to view these events, helping you identify anomalies and potential issues.
The Kubernetes Dashboard provides a graphical interface to manage and troubleshoot your cluster. It offers insights into resource utilization, Pod status, and more.
The kubectl describe command provides detailed information about various Kubernetes resources. It's particularly useful for diagnosing issues with Pods, Services, and Deployments.
kubectl describe pod <pod-name>
Metrics and Monitoring
Utilize tools like Prometheus and Grafana for monitoring metrics related to CPU, memory usage, network traffic, and more. These insights can help you proactively identify and address performance issues.
Accessing kubelet logs can provide insights into the behaviour of nodes. These logs can reveal errors related to container runtime, networking, and resource allocation.
Pod Resource Inspection
Examine Pod resource allocation and consumption using the kubectl top command to identify potential resource bottlenecks.
kubectl top pod
Design applications to be stateless and loosely coupled whenever possible. Leverage Kubernetes features for scaling, load balancing, and fault tolerance rather than relying solely on application-level mechanisms.
Efficiently manage resources by setting resource requests and limits for pods. This prevents resource contention and ensures fair allocation across the cluster.
Follow security best practices, such as using RBAC (Role-Based Access Control) to manage permissions, and restricting container privileges to minimize potential attack vectors.
- Pod: The smallest deployable unit in Kubernetes, encapsulating one or more containers.
- Replication Controller: Ensures a specified number of pod replicas are running.
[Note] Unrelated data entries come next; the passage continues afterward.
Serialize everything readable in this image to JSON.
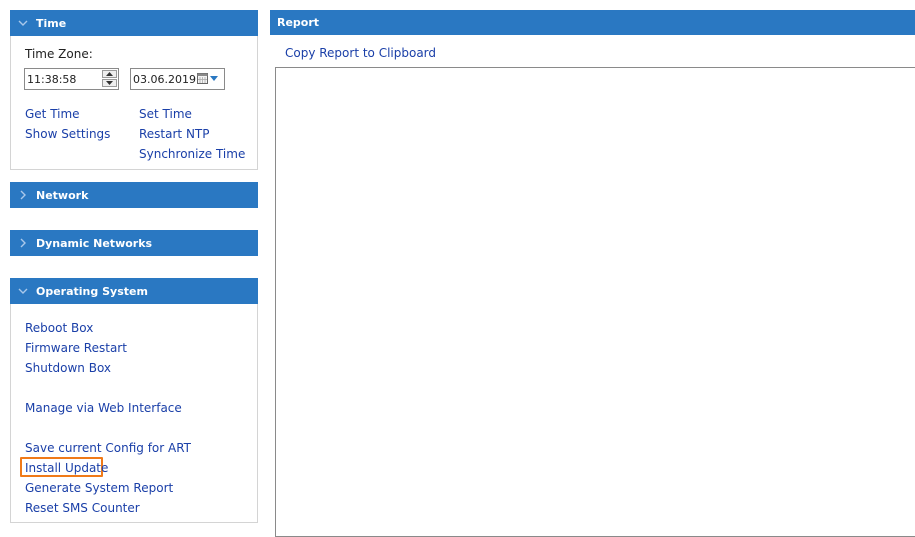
{
  "sidebar": {
    "time": {
      "title": "Time",
      "timezone_label": "Time Zone:",
      "time_value": "11:38:58",
      "date_value": "03.06.2019",
      "links": {
        "get_time": "Get Time",
        "set_time": "Set Time",
        "show_settings": "Show Settings",
        "restart_ntp": "Restart NTP",
        "synchronize_time": "Synchronize Time"
      }
    },
    "network": {
      "title": "Network"
    },
    "dynamic_networks": {
      "title": "Dynamic Networks"
    },
    "operating_system": {
      "title": "Operating System",
      "links": {
        "reboot_box": "Reboot Box",
        "firmware_restart": "Firmware Restart",
        "shutdown_box": "Shutdown Box",
        "manage_web": "Manage via Web Interface",
        "save_config": "Save current Config for ART",
        "install_update": "Install Update",
        "generate_report": "Generate System Report",
        "reset_sms": "Reset SMS Counter"
      }
    }
  },
  "report": {
    "title": "Report",
    "copy_link": "Copy Report to Clipboard"
  },
  "colors": {
    "header_blue": "#2a78c2",
    "link_blue": "#1a3fa8",
    "highlight_orange": "#f07a18"
  }
}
- Deployment: Provides declarative updates and handles deployment processes.
- Service: Enables network access to pods and offers load balancing.
- Persistent Volume: Abstracts storage resources from pods, preserving data.
- ConfigMap: Stores configuration data in key-value pairs.
- Secret: Stores sensitive information, such as passwords or tokens.
- StatefulSet: Manages stateful applications with stable identities.
- DaemonSet: Ensures a pod runs on specific nodes in the cluster.
- RBAC: Role-Based Access Control, a method to manage user permissions. ####12. References For more in-depth information, tutorials, and official documentation, refer to the following resources:
This comprehensive documentation provides an overview of the ABCs of Kubernetes, covering its fundamental concepts, architecture, installation, application management, networking, storage, troubleshooting, best practices, and more. Whether you're a technical expert or a newcomer to Kubernetes, this guide equips you with the knowledge to navigate and utilize this powerful container orchestration platform effectively.